"Automakers look forward to hearing what the Board plans to do to pave the way for the ZEV program in spite of the formidable roadblocks ahead," Cooper continued. "But we are disappointed with the ARB staff documents that just list ideas haphazardly and do not address the key issues. In the spirit of cooperation, since we are gravely concerned about the pending financial disaster for California consumers and family-owned dealerships, we pose the biggest questions ARB needs to answer: How will ARB fund its ZEV program? ARB reports acknowledge that high battery costs place a more than $21,000 premium on each electric vehicle; consumers will not pay this premium; and automakers are not expected to sell electric vehicles at a loss. Who then will pay the premium?" she added. "We expect ARB to have some answers -- not more questions!"

"How will ARB address low consumer demand?" Cooper asked. "If auto dealers cannot sell electric vehicles, and do not re-order more, what will ARB do? Will the state buy them, or will the state mandate that government fleets purchase electric vehicles to increase demand? Federal, state and local governments operate more than 350,000 vehicles, virtually none of which are electric. What commitments will ARB make for building the infrastructure? California currently has only 400 charging stations. That's one charging station for every 6 ZEVs on the road. To maintain that ratio, the state will need to build about 8,350 charging stations by 2003. What are the state's plans and financial commitments?" Cooper asked.

"The biggest question of all is: Are California taxpayers ready to foot this $1 billion annual bill?"

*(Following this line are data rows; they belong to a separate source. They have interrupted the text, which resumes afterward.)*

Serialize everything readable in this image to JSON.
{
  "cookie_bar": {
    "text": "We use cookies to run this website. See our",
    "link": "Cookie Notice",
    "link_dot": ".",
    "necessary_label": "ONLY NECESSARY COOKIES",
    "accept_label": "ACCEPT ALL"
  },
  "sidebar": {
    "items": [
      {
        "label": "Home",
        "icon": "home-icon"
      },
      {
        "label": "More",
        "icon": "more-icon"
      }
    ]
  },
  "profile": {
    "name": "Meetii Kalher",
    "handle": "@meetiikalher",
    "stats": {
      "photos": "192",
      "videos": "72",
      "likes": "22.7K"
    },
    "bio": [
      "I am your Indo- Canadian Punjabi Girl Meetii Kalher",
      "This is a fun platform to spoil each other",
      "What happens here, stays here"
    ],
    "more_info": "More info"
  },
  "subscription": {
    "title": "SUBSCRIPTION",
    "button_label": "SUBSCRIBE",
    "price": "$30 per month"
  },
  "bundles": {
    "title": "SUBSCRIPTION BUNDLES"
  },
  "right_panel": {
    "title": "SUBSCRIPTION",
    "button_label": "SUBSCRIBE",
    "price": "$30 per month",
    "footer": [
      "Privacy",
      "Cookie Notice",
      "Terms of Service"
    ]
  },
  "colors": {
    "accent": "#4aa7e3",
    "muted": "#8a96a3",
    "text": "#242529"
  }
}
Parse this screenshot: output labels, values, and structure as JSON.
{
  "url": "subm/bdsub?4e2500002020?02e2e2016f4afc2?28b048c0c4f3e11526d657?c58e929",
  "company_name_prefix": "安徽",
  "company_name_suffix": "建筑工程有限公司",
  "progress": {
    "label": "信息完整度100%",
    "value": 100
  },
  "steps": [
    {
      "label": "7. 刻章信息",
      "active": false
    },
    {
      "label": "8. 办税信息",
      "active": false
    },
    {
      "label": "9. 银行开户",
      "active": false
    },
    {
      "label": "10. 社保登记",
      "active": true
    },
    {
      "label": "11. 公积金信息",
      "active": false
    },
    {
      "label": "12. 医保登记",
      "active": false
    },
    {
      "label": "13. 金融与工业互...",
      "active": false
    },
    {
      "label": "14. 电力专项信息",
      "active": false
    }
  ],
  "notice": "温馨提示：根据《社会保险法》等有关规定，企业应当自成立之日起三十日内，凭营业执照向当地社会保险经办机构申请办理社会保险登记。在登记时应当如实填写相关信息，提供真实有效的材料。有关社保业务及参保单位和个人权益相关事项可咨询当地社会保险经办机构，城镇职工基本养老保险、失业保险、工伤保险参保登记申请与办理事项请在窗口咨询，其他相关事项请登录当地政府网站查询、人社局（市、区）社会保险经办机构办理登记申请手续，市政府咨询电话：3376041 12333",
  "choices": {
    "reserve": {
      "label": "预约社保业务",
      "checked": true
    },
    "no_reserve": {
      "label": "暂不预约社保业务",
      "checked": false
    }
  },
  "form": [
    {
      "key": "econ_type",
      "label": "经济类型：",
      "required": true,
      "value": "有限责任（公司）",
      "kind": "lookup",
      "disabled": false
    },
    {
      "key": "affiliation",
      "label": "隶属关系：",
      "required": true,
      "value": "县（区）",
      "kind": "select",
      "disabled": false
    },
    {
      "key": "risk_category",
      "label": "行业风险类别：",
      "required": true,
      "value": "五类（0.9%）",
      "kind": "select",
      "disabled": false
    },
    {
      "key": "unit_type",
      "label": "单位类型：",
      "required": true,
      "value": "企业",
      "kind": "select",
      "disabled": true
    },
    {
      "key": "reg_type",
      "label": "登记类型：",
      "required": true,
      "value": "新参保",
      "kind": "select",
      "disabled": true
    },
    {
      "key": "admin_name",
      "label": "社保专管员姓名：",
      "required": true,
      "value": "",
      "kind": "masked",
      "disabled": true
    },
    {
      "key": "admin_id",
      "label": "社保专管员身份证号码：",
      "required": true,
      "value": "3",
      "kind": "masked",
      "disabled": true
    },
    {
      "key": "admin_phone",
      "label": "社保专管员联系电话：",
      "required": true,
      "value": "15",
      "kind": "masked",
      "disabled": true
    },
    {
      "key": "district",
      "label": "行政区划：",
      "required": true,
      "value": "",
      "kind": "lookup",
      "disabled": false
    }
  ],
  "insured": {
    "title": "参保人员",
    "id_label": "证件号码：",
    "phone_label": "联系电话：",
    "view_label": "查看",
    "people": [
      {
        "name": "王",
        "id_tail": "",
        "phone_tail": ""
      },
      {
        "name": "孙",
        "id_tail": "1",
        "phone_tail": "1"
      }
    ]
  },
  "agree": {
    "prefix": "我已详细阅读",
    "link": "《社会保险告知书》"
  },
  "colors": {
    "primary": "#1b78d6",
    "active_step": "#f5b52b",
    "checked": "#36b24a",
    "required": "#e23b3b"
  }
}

SOURCE Alliance of Automobile Manufacturers

Views :2386

<< PREVIOUSNEXT >>
RELATED NEWS ITEMS

READER COMMENTS

blog comments powered by Disqus